The new games will look at decision making, performance under pressure, hearing ability and how we make predictions based on available information. As with the previous version, players will be entirely anonymous and their scores will be sent to the servers at UCL when they finish a game.
Players can compare their scores against others to see how they rank or share their scores on Facebook and Twitter. With an in-app messaging function, the researchers are also able to contact players with particularly interesting scores to potentially carry out further research.

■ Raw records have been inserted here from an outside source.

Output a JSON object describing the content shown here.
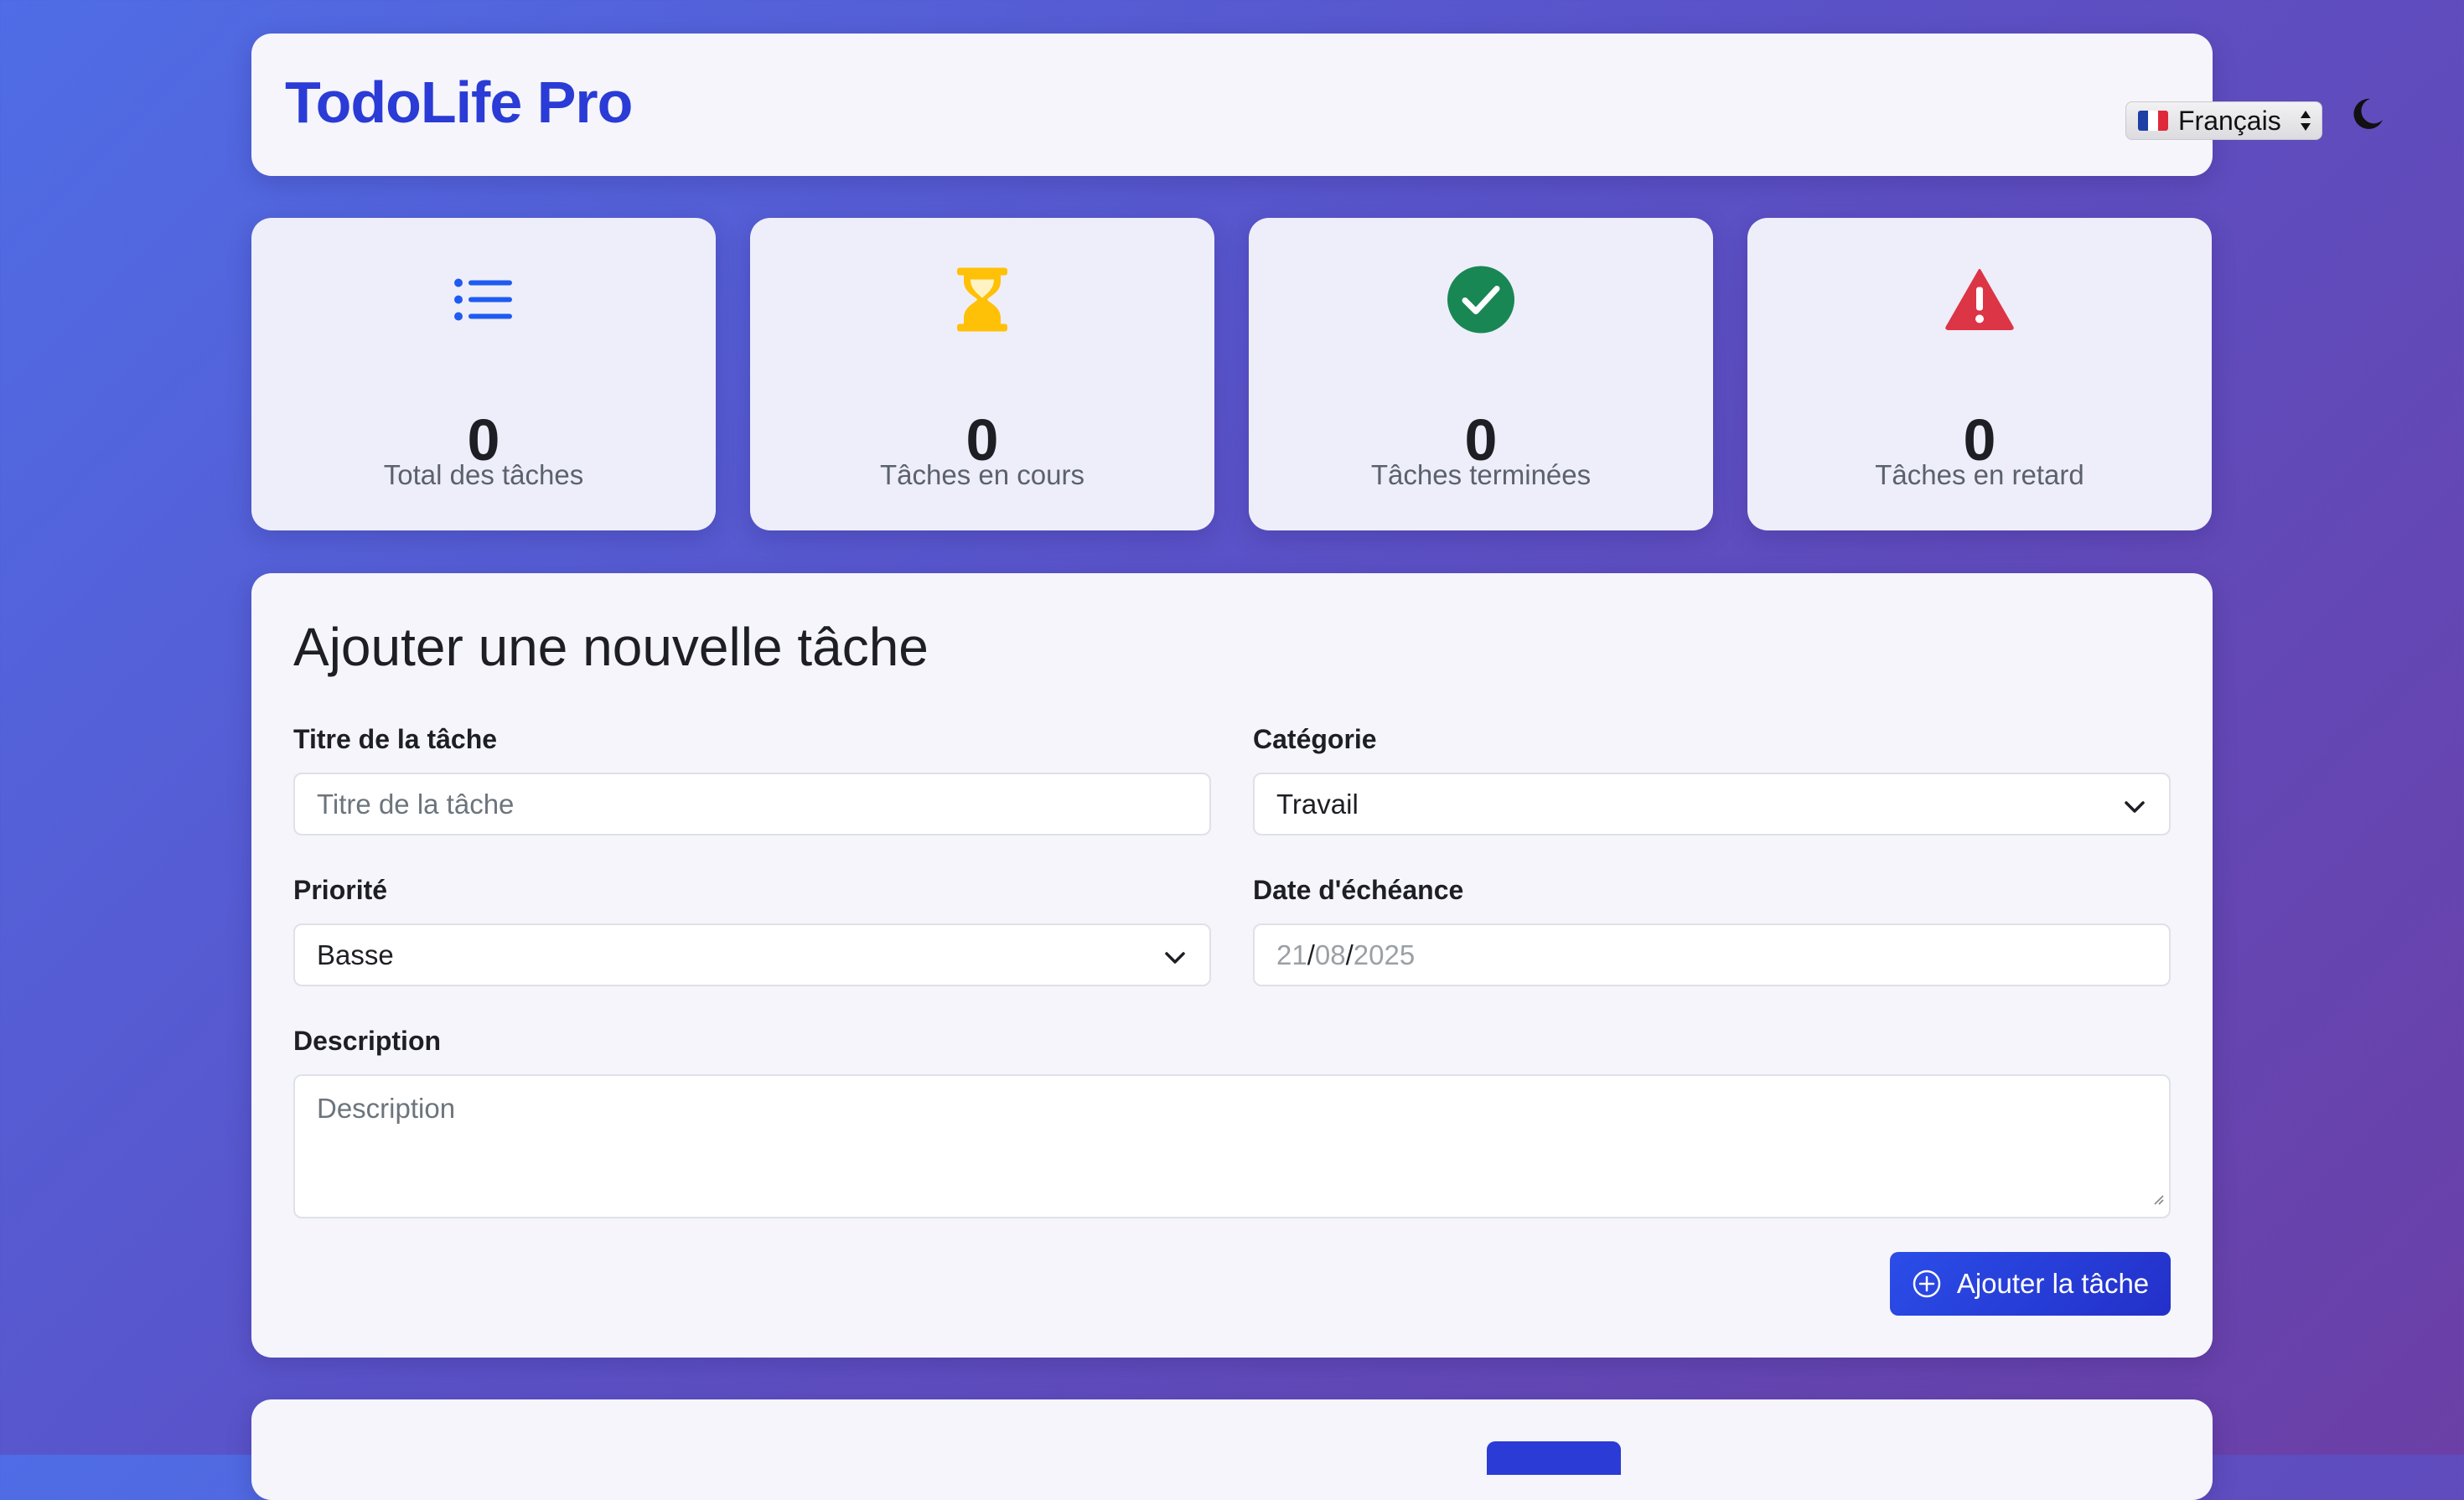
{
  "header": {
    "app_title": "TodoLife Pro",
    "language_select": {
      "value": "Français",
      "flag": "french-flag-icon"
    },
    "theme_toggle_icon": "moon-icon"
  },
  "stats": [
    {
      "icon": "list-icon",
      "value": "0",
      "label": "Total des tâches",
      "color": "#1f5bf0"
    },
    {
      "icon": "hourglass-icon",
      "value": "0",
      "label": "Tâches en cours",
      "color": "#ffc107"
    },
    {
      "icon": "check-circle-icon",
      "value": "0",
      "label": "Tâches terminées",
      "color": "#198754"
    },
    {
      "icon": "warning-triangle-icon",
      "value": "0",
      "label": "Tâches en retard",
      "color": "#dc3545"
    }
  ],
  "form": {
    "title": "Ajouter une nouvelle tâche",
    "task_title": {
      "label": "Titre de la tâche",
      "placeholder": "Titre de la tâche",
      "value": ""
    },
    "category": {
      "label": "Catégorie",
      "value": "Travail"
    },
    "priority": {
      "label": "Priorité",
      "value": "Basse"
    },
    "due_date": {
      "label": "Date d'échéance",
      "day": "21",
      "month": "08",
      "year": "2025",
      "separator": "/"
    },
    "description": {
      "label": "Description",
      "placeholder": "Description"
    },
    "submit_label": "Ajouter la tâche"
  },
  "colors": {
    "accent": "#2a3bd6",
    "button": "#2b4de8"
  }
}
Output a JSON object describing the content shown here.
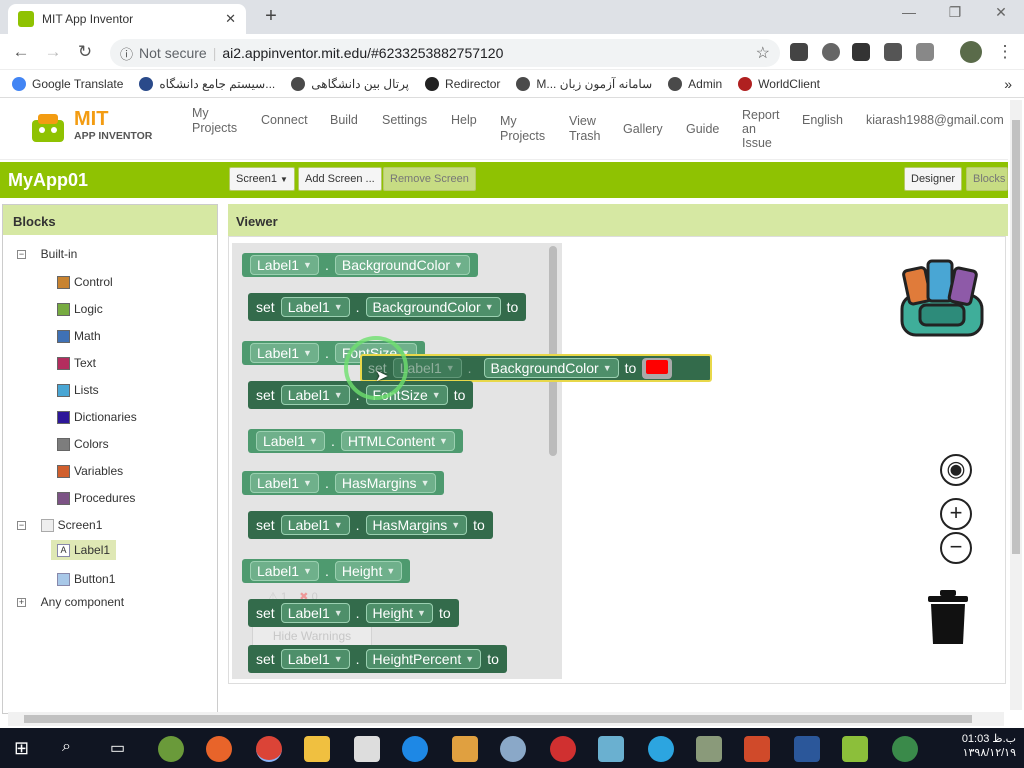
{
  "browser": {
    "tab_title": "MIT App Inventor",
    "not_secure": "Not secure",
    "url": "ai2.appinventor.mit.edu/#6233253882757120",
    "bookmarks": [
      "Google Translate",
      "سیستم جامع دانشگاه...",
      "پرتال بین دانشگاهی",
      "Redirector",
      "M... سامانه آزمون زبان",
      "Admin",
      "WorldClient"
    ]
  },
  "header": {
    "logo_line1": "MIT",
    "logo_line2": "APP INVENTOR",
    "nav": {
      "my_projects_dd": "My\nProjects",
      "connect": "Connect",
      "build": "Build",
      "settings": "Settings",
      "help": "Help",
      "my_projects": "My\nProjects",
      "view_trash": "View\nTrash",
      "gallery": "Gallery",
      "guide": "Guide",
      "report_issue": "Report\nan\nIssue",
      "language": "English",
      "user": "kiarash1988@gmail.com"
    }
  },
  "toolbar": {
    "app_name": "MyApp01",
    "screen_select": "Screen1",
    "add_screen": "Add Screen ...",
    "remove_screen": "Remove Screen",
    "designer": "Designer",
    "blocks": "Blocks"
  },
  "blocks_panel": {
    "title": "Blocks",
    "built_in": "Built-in",
    "categories": [
      {
        "label": "Control",
        "color": "#c88330"
      },
      {
        "label": "Logic",
        "color": "#77ab41"
      },
      {
        "label": "Math",
        "color": "#3f71b5"
      },
      {
        "label": "Text",
        "color": "#b32d5e"
      },
      {
        "label": "Lists",
        "color": "#49a6d4"
      },
      {
        "label": "Dictionaries",
        "color": "#2d1799"
      },
      {
        "label": "Colors",
        "color": "#7d7d7d"
      },
      {
        "label": "Variables",
        "color": "#d05f2d"
      },
      {
        "label": "Procedures",
        "color": "#7c5385"
      }
    ],
    "screen": "Screen1",
    "components": [
      "Label1",
      "Button1"
    ],
    "any_component": "Any component"
  },
  "viewer": {
    "title": "Viewer",
    "component": "Label1",
    "set": "set",
    "to": "to",
    "dot": ".",
    "properties": {
      "background_color": "BackgroundColor",
      "font_size": "FontSize",
      "html_content": "HTMLContent",
      "has_margins": "HasMargins",
      "height": "Height",
      "height_percent": "HeightPercent"
    },
    "dragged_color": "#ff0000",
    "warnings": {
      "count_warn": "1",
      "count_err": "0",
      "hide": "Hide Warnings"
    }
  },
  "taskbar": {
    "time": "01:03 ب.ظ",
    "date": "۱۳۹۸/۱۲/۱۹"
  }
}
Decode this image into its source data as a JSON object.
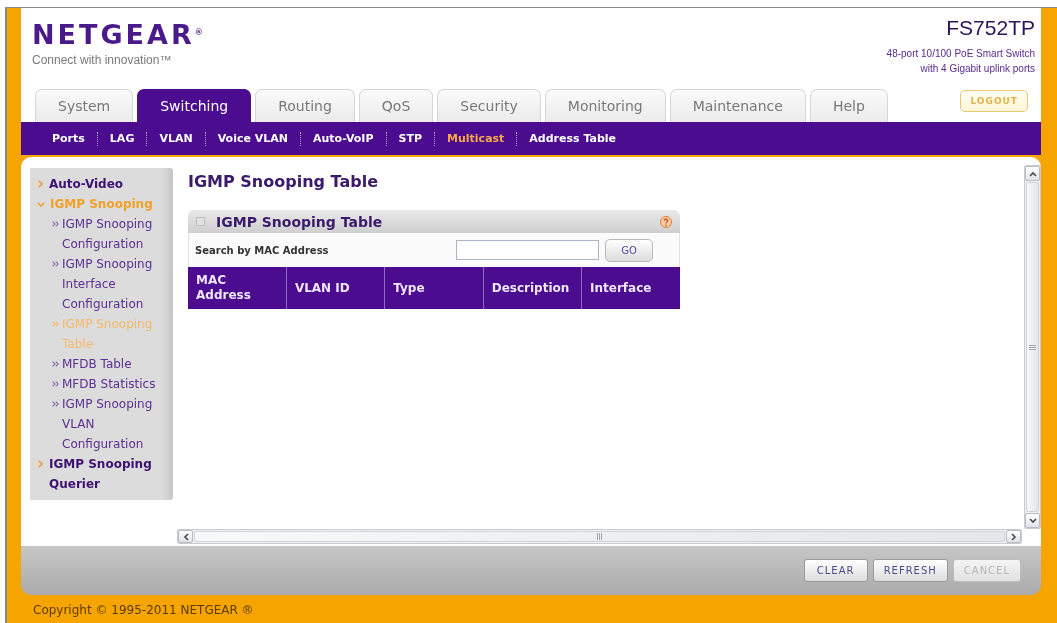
{
  "header": {
    "logo": "NETGEAR$^{®}$",
    "tagline": "Connect with innovation™",
    "model": "FS752TP",
    "description_lines": [
      "48-port 10/100 PoE Smart Switch",
      "with 4 Gigabit uplink ports"
    ]
  },
  "tabs": [
    {
      "label": "System",
      "selected": false
    },
    {
      "label": "Switching",
      "selected": true
    },
    {
      "label": "Routing",
      "selected": false
    },
    {
      "label": "QoS",
      "selected": false
    },
    {
      "label": "Security",
      "selected": false
    },
    {
      "label": "Monitoring",
      "selected": false
    },
    {
      "label": "Maintenance",
      "selected": false
    },
    {
      "label": "Help",
      "selected": false
    }
  ],
  "logout_button": "LOGOUT",
  "subnav": [
    {
      "label": "Ports",
      "selected": false
    },
    {
      "label": "LAG",
      "selected": false
    },
    {
      "label": "VLAN",
      "selected": false
    },
    {
      "label": "Voice VLAN",
      "selected": false
    },
    {
      "label": "Auto-VoIP",
      "selected": false
    },
    {
      "label": "STP",
      "selected": false
    },
    {
      "label": "Multicast",
      "selected": true
    },
    {
      "label": "Address Table",
      "selected": false
    }
  ],
  "sidebar": {
    "items": [
      {
        "label": "Auto-Video",
        "expanded": false,
        "selected": false
      },
      {
        "label": "IGMP Snooping",
        "expanded": true,
        "selected": true,
        "children": [
          {
            "label": "IGMP Snooping Configuration",
            "selected": false
          },
          {
            "label": "IGMP Snooping Interface Configuration",
            "selected": false
          },
          {
            "label": "IGMP Snooping Table",
            "selected": true
          },
          {
            "label": "MFDB Table",
            "selected": false
          },
          {
            "label": "MFDB Statistics",
            "selected": false
          },
          {
            "label": "IGMP Snooping VLAN Configuration",
            "selected": false
          }
        ]
      },
      {
        "label": "IGMP Snooping Querier",
        "expanded": false,
        "selected": false
      }
    ]
  },
  "page_title": "IGMP Snooping Table",
  "panel": {
    "title": "IGMP Snooping Table",
    "search": {
      "label": "Search by MAC Address",
      "button": "GO"
    },
    "table": {
      "columns": [
        "MAC Address",
        "VLAN ID",
        "Type",
        "Description",
        "Interface"
      ]
    }
  },
  "buttons": [
    {
      "label": "CLEAR",
      "disabled": false
    },
    {
      "label": "REFRESH",
      "disabled": false
    },
    {
      "label": "CANCEL",
      "disabled": true
    }
  ],
  "footer": "Copyright © 1995-2011 NETGEAR ®"
}
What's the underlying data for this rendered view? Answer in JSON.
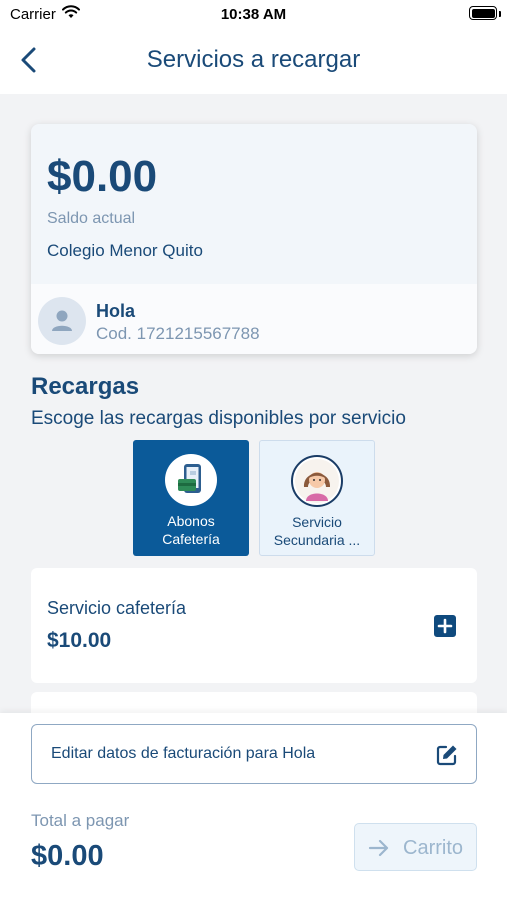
{
  "status_bar": {
    "carrier": "Carrier",
    "time": "10:38 AM"
  },
  "nav": {
    "title": "Servicios a recargar",
    "back_icon": "chevron-left-icon"
  },
  "balance": {
    "amount": "$0.00",
    "label": "Saldo actual",
    "school": "Colegio Menor Quito",
    "user_name": "Hola",
    "user_code": "Cod. 1721215567788"
  },
  "recargas": {
    "title": "Recargas",
    "subtitle": "Escoge las recargas disponibles por servicio",
    "services": [
      {
        "line1": "Abonos",
        "line2": "Cafetería",
        "icon": "phone-wallet-icon",
        "selected": true
      },
      {
        "line1": "Servicio",
        "line2": "Secundaria ...",
        "icon": "student-avatar-icon",
        "selected": false
      }
    ],
    "items": [
      {
        "name": "Servicio cafetería",
        "price": "$10.00",
        "action_icon": "plus-icon"
      }
    ]
  },
  "footer": {
    "billing_label": "Editar datos de facturación para Hola",
    "billing_icon": "edit-icon",
    "total_label": "Total a pagar",
    "total_amount": "$0.00",
    "cart_label": "Carrito",
    "cart_icon": "arrow-right-icon"
  },
  "colors": {
    "primary": "#1a4a78",
    "selected_tile": "#0b5a99",
    "muted": "#7d96b1",
    "background": "#f2f3f5"
  }
}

Harriet Brown, a PhD student also at the centre, said: “We hope that the addition of the new games will allow us to reach new audiences, as well as bringing existing players back for more. This has the potential to be one of the largest neuroscience experiments ever conducted, marking a new development in citizen science and allowing us to ask some interesting questions to a wider population than we are usually able to reach, and without them having to travel to London to take part in our research.”
Clare Matterson, Director of Medical Humanities and Engagement at the Wellcome Trust, said: “The Great Brain Experiment is a brilliant example of how crowdsourced or citizen science can make a real contribution to genuine research. The games mirror those that subjects might play in a lab while having a brain scan, and ask questions that are important to neuroscience, but they are also fun, original and rather addictive. I am very much looking forward to seeing some of the findings so far, as well as having even more games to play!”
The Great Brain Experiment has been jointly developed by Dr Rick Adams, Harriet Brown, Dr Robb Rutledge, Peter Smittenaar and Peter Zeidman at the Wellcome Trust Centre for Neuroimaging and programmed by Neil Millstone at White Bat Games. The new games in the app were developed in collaboration with Dr Sven Bestmann, Dr Molly Crockett, Dr Tim Griffiths, Dr Laurence Hunt, Dr Sukhbinder Kumar, Dr Christoph Mathys, Dr Fiona McNab and Sundeep Teki. It is available as a free download on iPhone and Android systems via The Great Brain Experiment website.